Los Angeles County Veterinary Public Health reports 11 cases of canine schistosomiasis (the liver trematode, Heterobilharzia americana) in dogs from 3 Southern California counties: Los Angeles, Orange, and Riverside between 2018-2023.
All 11 dogs had been swimming in the Colorado River before being diagnosed.
Southern California has not been known to be enzootic for the parasite. The Heterobilharzia americana parasite is known to be enzootic in North Carolina, South Carolina, Georgia, and the Gulf Coast states including Florida, Louisiana, and eastern Texas.
The geographic range for this parasite may be increasing, as small numbers of cases have also been reported from Oklahoma, Kansas, Indiana, and Utah. These 11 cases in dogs that visited the Colorado River suggest that the range may be expanding further, although this has not yet been confirmed.
Infection is acquired from direct contact with fresh water containing the free-swimming life stage of the Heterobilharzia americana Freshwater snails serve as the intermediate host. The parasite is not transmitted directly between dogs or from dogs to humans.
The disease in dogs has a very gradual, insidious onset, initially causing lethargy, loss of appetite, and weight loss. Gastrointestinal signs such as vomiting, and diarrhea are common. Without treatment, cases progress to severe liver and intestinal disease, and can be fatal.

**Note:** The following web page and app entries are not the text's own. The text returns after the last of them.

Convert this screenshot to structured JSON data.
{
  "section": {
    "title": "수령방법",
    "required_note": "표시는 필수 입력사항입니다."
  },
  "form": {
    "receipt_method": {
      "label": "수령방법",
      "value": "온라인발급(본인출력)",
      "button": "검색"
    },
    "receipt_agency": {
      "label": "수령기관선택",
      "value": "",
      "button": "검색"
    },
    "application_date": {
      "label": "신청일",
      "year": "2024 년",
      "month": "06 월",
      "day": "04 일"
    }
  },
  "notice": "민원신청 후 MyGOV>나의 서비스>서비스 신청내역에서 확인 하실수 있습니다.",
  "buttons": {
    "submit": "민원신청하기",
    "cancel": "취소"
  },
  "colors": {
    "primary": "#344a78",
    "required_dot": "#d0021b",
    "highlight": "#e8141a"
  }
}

This parasite is known to cause a self-limiting dermatitis in humans (“swimmer’s itch”).